• _TASK STATEMENT_: When the string "true" is part of a line below, that line should be copied.
-- DATASET follows --
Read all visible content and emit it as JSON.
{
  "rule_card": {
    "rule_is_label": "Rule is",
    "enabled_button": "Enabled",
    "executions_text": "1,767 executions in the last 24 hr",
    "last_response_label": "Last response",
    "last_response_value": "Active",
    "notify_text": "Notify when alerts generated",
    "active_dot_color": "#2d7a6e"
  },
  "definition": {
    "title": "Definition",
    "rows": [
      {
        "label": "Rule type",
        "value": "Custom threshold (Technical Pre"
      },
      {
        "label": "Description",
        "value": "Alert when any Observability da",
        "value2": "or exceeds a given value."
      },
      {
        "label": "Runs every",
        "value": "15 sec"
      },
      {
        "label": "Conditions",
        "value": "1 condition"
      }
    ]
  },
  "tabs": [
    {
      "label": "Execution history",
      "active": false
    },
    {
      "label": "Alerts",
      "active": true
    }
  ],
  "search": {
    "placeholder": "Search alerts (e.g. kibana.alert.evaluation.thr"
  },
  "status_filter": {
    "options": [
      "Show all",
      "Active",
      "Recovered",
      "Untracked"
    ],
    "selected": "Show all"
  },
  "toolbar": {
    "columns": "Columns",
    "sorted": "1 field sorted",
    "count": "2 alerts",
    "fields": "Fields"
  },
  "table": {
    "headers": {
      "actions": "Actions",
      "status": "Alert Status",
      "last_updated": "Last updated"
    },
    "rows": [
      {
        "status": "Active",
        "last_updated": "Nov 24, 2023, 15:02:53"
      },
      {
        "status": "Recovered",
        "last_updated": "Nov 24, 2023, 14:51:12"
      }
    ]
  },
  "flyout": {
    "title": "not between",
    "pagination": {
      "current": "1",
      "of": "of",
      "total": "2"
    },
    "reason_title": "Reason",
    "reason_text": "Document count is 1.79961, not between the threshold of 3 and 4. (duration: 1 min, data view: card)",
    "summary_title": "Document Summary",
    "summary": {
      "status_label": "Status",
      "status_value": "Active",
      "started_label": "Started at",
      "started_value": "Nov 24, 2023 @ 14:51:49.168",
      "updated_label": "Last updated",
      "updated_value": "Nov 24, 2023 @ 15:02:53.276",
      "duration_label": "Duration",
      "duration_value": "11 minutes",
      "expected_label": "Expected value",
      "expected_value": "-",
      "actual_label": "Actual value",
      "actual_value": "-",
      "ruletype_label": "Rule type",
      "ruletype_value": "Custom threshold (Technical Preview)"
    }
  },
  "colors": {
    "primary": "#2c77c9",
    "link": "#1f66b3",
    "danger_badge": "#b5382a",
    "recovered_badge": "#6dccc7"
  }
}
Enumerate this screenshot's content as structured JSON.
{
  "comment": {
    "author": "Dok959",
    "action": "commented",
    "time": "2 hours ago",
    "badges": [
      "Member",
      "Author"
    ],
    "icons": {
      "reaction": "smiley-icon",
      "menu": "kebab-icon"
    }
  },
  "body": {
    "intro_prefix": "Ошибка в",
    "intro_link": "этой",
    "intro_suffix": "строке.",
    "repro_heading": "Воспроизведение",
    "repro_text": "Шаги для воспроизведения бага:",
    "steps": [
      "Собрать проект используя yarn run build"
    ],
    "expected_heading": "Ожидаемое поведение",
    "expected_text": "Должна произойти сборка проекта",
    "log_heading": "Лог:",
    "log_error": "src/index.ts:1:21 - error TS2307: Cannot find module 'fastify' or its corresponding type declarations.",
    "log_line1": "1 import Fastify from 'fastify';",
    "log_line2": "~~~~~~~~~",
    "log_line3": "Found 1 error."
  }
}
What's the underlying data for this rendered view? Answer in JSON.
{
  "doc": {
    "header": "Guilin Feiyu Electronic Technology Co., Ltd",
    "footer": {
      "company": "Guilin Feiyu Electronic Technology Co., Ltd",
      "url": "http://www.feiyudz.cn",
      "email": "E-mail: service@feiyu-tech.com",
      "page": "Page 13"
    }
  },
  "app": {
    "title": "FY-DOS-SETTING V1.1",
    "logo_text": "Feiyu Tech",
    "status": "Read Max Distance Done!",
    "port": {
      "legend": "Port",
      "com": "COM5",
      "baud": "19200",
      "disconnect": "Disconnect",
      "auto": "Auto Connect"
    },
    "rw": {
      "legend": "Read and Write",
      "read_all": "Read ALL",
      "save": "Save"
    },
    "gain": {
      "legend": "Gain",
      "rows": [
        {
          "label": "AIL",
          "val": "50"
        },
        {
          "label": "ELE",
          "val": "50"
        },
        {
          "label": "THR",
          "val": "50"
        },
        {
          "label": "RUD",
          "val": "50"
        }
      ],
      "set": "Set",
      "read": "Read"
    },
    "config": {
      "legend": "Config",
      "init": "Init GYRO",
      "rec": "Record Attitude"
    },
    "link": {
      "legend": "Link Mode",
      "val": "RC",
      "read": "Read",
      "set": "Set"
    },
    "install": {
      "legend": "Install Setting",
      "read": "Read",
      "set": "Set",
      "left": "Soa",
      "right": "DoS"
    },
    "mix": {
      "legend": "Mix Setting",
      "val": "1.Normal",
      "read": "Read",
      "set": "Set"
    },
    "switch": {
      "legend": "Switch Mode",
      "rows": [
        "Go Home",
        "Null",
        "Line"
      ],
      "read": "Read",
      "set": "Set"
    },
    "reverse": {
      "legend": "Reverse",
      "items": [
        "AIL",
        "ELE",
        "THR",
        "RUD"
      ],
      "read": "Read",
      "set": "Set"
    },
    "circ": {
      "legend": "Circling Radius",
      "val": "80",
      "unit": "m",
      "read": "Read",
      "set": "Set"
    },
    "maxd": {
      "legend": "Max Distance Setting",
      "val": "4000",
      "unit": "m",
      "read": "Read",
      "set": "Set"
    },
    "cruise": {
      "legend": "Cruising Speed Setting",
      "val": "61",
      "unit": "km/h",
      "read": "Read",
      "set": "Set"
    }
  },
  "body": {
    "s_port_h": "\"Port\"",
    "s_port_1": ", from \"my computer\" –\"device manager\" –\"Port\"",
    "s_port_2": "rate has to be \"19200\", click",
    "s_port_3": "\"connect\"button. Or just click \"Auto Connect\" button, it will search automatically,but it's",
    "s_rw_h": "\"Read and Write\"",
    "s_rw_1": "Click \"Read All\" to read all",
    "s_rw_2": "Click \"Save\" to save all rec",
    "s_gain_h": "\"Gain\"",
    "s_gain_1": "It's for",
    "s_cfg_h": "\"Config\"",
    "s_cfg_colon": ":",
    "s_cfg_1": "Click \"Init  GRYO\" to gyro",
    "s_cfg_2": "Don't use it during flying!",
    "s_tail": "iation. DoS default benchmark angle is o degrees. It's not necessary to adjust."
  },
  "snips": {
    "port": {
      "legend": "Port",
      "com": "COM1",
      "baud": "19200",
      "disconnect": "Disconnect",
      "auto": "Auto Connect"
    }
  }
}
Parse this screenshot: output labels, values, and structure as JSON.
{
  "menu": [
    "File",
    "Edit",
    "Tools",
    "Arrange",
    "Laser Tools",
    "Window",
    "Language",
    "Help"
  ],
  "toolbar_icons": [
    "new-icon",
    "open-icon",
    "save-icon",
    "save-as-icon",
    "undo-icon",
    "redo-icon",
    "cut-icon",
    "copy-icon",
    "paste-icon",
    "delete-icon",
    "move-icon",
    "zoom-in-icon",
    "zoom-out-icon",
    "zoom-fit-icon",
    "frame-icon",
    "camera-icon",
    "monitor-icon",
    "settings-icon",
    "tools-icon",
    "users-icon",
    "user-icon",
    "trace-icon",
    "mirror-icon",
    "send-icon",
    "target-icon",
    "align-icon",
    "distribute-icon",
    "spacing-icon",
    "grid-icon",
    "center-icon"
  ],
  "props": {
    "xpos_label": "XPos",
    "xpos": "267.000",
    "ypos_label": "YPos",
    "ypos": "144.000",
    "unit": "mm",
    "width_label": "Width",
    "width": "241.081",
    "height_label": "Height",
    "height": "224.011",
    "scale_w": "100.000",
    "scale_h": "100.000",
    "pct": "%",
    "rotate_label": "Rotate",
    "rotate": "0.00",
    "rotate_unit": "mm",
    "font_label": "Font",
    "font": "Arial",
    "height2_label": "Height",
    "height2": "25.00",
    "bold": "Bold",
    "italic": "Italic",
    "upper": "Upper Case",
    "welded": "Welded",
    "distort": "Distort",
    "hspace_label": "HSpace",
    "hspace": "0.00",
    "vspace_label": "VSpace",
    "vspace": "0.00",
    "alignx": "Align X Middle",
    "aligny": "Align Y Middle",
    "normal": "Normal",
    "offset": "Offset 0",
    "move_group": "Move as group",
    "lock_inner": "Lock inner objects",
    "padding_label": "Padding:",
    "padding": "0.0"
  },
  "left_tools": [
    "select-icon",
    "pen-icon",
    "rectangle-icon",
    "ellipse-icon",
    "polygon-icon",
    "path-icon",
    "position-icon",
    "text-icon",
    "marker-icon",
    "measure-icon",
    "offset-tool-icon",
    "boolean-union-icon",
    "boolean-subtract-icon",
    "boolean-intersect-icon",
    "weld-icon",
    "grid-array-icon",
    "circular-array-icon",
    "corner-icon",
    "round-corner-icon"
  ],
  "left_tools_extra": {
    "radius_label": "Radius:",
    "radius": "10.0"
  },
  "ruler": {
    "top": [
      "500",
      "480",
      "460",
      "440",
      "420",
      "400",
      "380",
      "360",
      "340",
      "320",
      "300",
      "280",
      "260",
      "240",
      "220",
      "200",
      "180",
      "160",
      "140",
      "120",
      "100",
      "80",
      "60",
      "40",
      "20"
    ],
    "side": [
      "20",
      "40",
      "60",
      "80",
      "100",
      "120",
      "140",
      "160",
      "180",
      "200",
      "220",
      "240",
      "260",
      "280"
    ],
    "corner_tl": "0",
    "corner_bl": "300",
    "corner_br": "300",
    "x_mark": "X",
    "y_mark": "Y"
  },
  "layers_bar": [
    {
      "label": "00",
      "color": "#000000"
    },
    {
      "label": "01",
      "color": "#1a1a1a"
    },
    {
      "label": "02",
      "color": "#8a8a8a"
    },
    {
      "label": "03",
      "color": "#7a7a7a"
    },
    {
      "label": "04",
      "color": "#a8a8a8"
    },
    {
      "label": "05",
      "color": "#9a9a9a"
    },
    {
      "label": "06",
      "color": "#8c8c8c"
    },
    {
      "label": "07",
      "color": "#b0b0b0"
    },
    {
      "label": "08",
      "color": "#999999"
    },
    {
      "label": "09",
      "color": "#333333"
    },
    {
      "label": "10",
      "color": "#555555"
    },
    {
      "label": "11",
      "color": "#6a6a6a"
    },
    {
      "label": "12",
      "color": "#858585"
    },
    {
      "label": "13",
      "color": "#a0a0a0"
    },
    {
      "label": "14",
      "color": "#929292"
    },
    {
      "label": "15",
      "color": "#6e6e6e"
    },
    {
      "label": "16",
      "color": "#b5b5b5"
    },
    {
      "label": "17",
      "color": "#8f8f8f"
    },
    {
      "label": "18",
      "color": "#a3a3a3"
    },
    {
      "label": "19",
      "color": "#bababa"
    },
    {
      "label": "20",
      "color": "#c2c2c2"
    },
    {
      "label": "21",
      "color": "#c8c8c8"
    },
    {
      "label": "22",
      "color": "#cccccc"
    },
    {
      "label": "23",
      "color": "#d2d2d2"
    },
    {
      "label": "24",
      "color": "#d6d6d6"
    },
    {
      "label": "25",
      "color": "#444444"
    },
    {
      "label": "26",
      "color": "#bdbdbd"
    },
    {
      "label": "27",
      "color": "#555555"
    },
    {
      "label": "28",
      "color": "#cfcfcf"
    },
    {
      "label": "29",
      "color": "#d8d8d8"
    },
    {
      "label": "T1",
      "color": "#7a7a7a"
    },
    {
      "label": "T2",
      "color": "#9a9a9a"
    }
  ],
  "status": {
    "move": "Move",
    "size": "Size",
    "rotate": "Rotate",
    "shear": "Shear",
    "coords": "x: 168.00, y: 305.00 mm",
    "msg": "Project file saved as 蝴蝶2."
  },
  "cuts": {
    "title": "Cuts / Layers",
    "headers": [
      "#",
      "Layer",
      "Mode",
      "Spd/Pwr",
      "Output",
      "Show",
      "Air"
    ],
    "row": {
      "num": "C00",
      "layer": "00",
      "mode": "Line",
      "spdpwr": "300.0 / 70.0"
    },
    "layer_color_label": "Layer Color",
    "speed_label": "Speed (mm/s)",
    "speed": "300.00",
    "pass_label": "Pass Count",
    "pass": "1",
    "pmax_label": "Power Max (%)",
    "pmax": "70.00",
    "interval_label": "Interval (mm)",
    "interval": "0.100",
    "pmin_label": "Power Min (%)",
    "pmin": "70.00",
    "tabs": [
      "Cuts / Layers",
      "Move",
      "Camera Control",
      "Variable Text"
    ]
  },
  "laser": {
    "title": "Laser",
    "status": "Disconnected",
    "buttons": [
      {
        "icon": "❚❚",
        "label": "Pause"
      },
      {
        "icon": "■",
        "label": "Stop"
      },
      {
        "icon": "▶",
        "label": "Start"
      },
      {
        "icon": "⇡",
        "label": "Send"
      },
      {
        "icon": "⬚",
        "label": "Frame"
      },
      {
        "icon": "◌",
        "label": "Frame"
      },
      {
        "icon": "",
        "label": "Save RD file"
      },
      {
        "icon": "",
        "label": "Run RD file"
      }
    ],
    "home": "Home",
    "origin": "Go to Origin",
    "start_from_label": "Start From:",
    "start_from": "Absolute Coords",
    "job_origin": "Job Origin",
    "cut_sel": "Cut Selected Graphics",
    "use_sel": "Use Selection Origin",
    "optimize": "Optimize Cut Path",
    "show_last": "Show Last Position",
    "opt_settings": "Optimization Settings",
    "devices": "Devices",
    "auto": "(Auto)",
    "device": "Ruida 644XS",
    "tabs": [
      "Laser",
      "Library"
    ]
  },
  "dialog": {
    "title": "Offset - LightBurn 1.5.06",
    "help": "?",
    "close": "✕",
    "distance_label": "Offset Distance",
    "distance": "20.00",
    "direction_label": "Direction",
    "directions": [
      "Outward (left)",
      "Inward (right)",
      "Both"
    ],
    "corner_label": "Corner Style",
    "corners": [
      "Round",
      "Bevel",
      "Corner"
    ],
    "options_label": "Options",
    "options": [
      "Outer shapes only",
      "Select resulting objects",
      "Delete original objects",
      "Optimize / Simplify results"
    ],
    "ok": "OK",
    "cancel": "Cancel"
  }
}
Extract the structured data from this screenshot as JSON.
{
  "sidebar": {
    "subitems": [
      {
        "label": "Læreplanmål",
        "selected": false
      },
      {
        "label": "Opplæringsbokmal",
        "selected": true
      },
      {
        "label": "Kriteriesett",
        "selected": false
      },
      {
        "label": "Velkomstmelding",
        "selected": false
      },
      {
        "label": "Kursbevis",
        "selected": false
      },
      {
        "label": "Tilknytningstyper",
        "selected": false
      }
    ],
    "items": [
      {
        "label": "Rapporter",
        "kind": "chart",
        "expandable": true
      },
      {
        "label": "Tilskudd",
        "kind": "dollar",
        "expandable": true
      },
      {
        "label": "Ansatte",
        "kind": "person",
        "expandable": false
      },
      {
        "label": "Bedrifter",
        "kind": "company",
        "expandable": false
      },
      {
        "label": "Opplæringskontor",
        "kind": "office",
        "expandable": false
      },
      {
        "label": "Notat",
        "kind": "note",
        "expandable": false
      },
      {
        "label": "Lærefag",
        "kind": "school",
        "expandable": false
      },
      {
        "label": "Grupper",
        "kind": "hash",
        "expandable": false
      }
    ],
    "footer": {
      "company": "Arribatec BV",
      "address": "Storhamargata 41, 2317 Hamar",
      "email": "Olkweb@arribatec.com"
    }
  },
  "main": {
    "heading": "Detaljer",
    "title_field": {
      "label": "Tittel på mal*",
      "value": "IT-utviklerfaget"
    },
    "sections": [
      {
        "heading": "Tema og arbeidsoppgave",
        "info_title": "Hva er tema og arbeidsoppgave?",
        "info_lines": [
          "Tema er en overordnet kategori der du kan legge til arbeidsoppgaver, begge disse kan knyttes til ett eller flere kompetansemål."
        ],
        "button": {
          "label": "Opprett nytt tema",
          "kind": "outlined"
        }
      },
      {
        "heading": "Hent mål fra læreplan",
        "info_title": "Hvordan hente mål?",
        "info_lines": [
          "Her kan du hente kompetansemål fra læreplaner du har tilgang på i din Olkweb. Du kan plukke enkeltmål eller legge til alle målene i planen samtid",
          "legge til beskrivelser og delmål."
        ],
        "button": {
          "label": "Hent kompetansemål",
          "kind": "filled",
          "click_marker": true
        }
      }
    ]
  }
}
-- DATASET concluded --
• _YOUR SOLUTION_:
      "active": true
        "selected": true
        "expandable": true
        "expandable": true
          "click_marker": true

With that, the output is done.